» Available records
*** Begin section ***

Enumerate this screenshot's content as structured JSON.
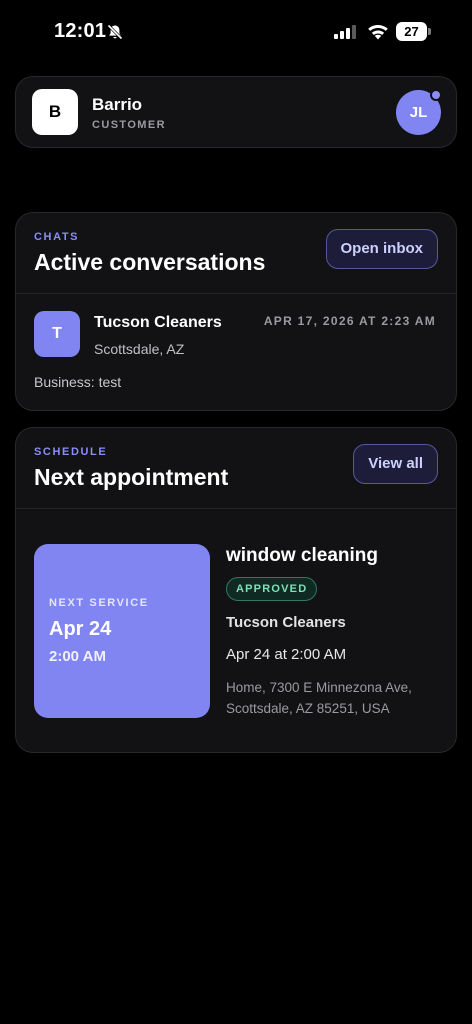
{
  "status_bar": {
    "time": "12:01",
    "battery": "27"
  },
  "header": {
    "logo_letter": "B",
    "app_name": "Barrio",
    "role": "CUSTOMER",
    "avatar_initials": "JL"
  },
  "chats": {
    "section_label": "CHATS",
    "title": "Active conversations",
    "button_label": "Open inbox",
    "conversation": {
      "avatar_letter": "T",
      "name": "Tucson Cleaners",
      "location": "Scottsdale, AZ",
      "timestamp": "APR 17, 2026 AT 2:23 AM",
      "preview": "Business: test"
    }
  },
  "schedule": {
    "section_label": "SCHEDULE",
    "title": "Next appointment",
    "button_label": "View all",
    "tile": {
      "label": "NEXT SERVICE",
      "date": "Apr 24",
      "time": "2:00 AM"
    },
    "appointment": {
      "title": "window cleaning",
      "status": "APPROVED",
      "business": "Tucson Cleaners",
      "datetime": "Apr 24 at 2:00 AM",
      "address": "Home, 7300 E Minnezona Ave, Scottsdale, AZ 85251, USA"
    }
  },
  "colors": {
    "accent": "#8185f2",
    "background": "#000000",
    "card": "#121214",
    "approved": "#7fe0b8"
  },
  "icons": [
    "bell-slash-icon",
    "cellular-signal-icon",
    "wifi-icon",
    "battery-icon"
  ]
}
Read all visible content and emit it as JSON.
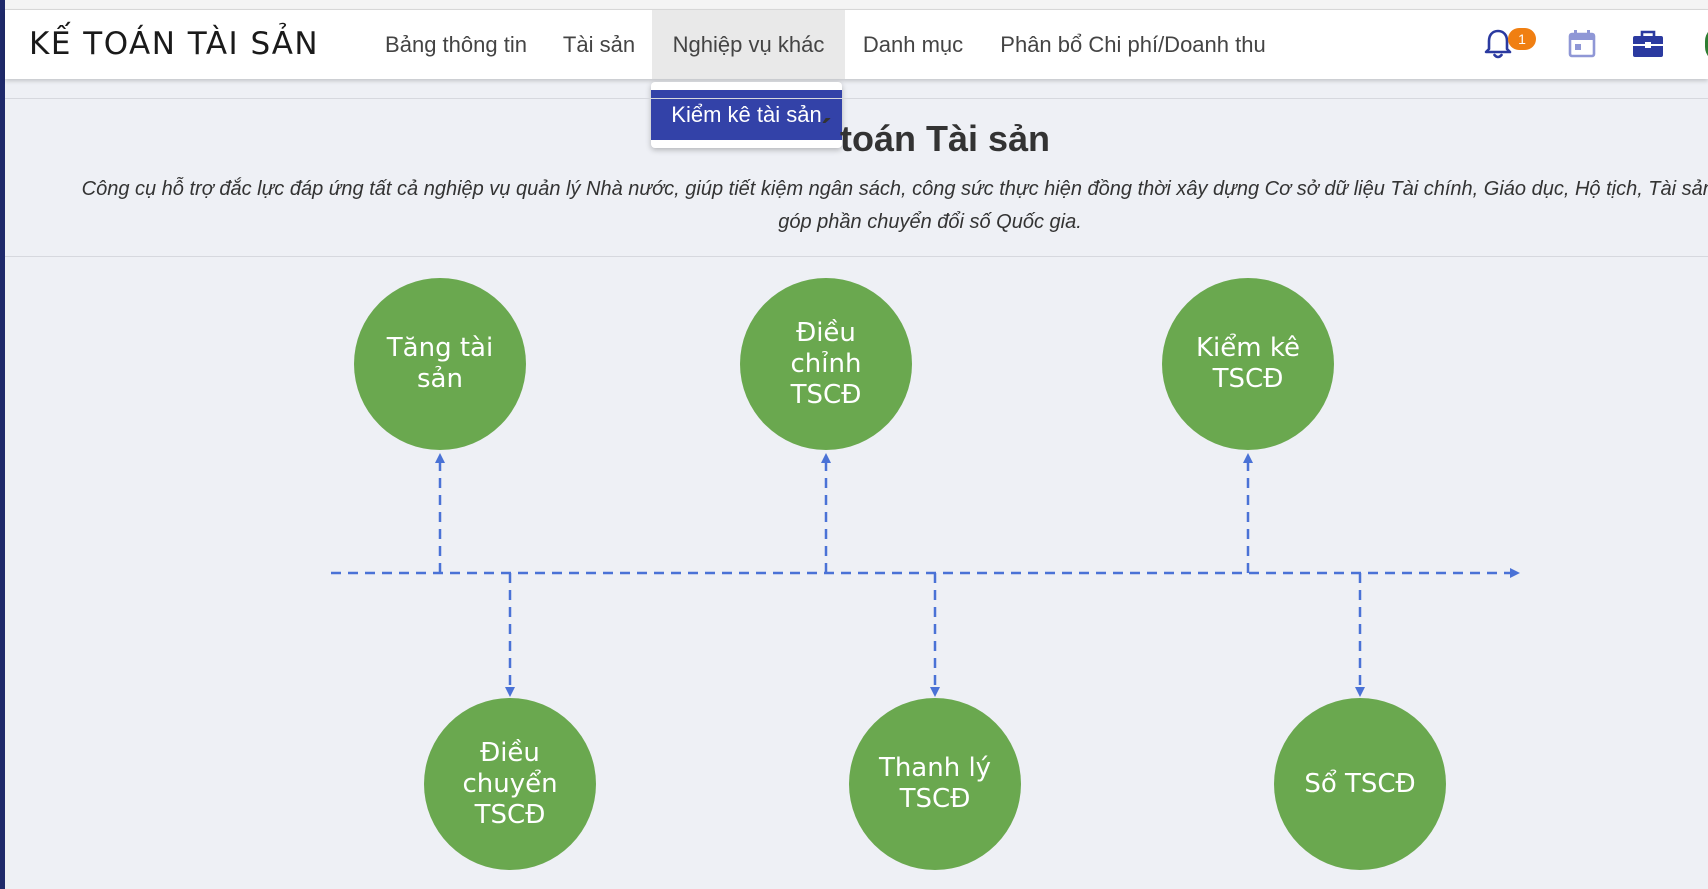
{
  "app": {
    "brand": "KẾ TOÁN TÀI SẢN"
  },
  "nav": {
    "items": [
      "Bảng thông tin",
      "Tài sản",
      "Nghiệp vụ khác",
      "Danh mục",
      "Phân bổ Chi phí/Doanh thu"
    ],
    "active_index": 2,
    "notification_count": "1",
    "icons": [
      "bell-icon",
      "calendar-icon",
      "briefcase-icon"
    ]
  },
  "dropdown": {
    "items": [
      "Kiểm kê tài sản"
    ]
  },
  "page": {
    "title_visible": "́ toán Tài sản",
    "description_line1": "Công cụ hỗ trợ đắc lực đáp ứng tất cả nghiệp vụ quản lý Nhà nước, giúp tiết kiệm ngân sách, công sức thực hiện đồng thời xây dựng Cơ sở dữ liệu Tài chính, Giáo dục, Hộ tịch, Tài sản, Cán b",
    "description_line2": "góp phần chuyển đổi số Quốc gia."
  },
  "diagram": {
    "top_nodes": [
      "Tăng tài\nsản",
      "Điều\nchỉnh\nTSCĐ",
      "Kiểm kê\nTSCĐ"
    ],
    "bottom_nodes": [
      "Điều\nchuyển\nTSCĐ",
      "Thanh lý\nTSCĐ",
      "Sổ TSCĐ"
    ],
    "node_color": "#6aa84f",
    "connector_color": "#4a72d6"
  }
}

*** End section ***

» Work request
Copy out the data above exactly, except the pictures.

» Task answer
Enumerate this screenshot's content as structured JSON.
{
  "status_bar": {
    "time": "12:01",
    "battery": "27"
  },
  "header": {
    "logo_letter": "B",
    "app_name": "Barrio",
    "role": "CUSTOMER",
    "avatar_initials": "JL"
  },
  "chats": {
    "section_label": "CHATS",
    "title": "Active conversations",
    "button_label": "Open inbox",
    "conversation": {
      "avatar_letter": "T",
      "name": "Tucson Cleaners",
      "location": "Scottsdale, AZ",
      "timestamp": "APR 17, 2026 AT 2:23 AM",
      "preview": "Business: test"
    }
  },
  "schedule": {
    "section_label": "SCHEDULE",
    "title": "Next appointment",
    "button_label": "View all",
    "tile": {
      "label": "NEXT SERVICE",
      "date": "Apr 24",
      "time": "2:00 AM"
    },
    "appointment": {
      "title": "window cleaning",
      "status": "APPROVED",
      "business": "Tucson Cleaners",
      "datetime": "Apr 24 at 2:00 AM",
      "address": "Home, 7300 E Minnezona Ave, Scottsdale, AZ 85251, USA"
    }
  },
  "colors": {
    "accent": "#8185f2",
    "background": "#000000",
    "card": "#121214",
    "approved": "#7fe0b8"
  },
  "icons": [
    "bell-slash-icon",
    "cellular-signal-icon",
    "wifi-icon",
    "battery-icon"
  ]
}
Read all visible content and emit it as JSON.
{
  "app": {
    "brand": "KẾ TOÁN TÀI SẢN"
  },
  "nav": {
    "items": [
      "Bảng thông tin",
      "Tài sản",
      "Nghiệp vụ khác",
      "Danh mục",
      "Phân bổ Chi phí/Doanh thu"
    ],
    "active_index": 2,
    "notification_count": "1",
    "icons": [
      "bell-icon",
      "calendar-icon",
      "briefcase-icon"
    ]
  },
  "dropdown": {
    "items": [
      "Kiểm kê tài sản"
    ]
  },
  "page": {
    "title_visible": "́ toán Tài sản",
    "description_line1": "Công cụ hỗ trợ đắc lực đáp ứng tất cả nghiệp vụ quản lý Nhà nước, giúp tiết kiệm ngân sách, công sức thực hiện đồng thời xây dựng Cơ sở dữ liệu Tài chính, Giáo dục, Hộ tịch, Tài sản, Cán b",
    "description_line2": "góp phần chuyển đổi số Quốc gia."
  },
  "diagram": {
    "top_nodes": [
      "Tăng tài\nsản",
      "Điều\nchỉnh\nTSCĐ",
      "Kiểm kê\nTSCĐ"
    ],
    "bottom_nodes": [
      "Điều\nchuyển\nTSCĐ",
      "Thanh lý\nTSCĐ",
      "Sổ TSCĐ"
    ],
    "node_color": "#6aa84f",
    "connector_color": "#4a72d6"
  }
}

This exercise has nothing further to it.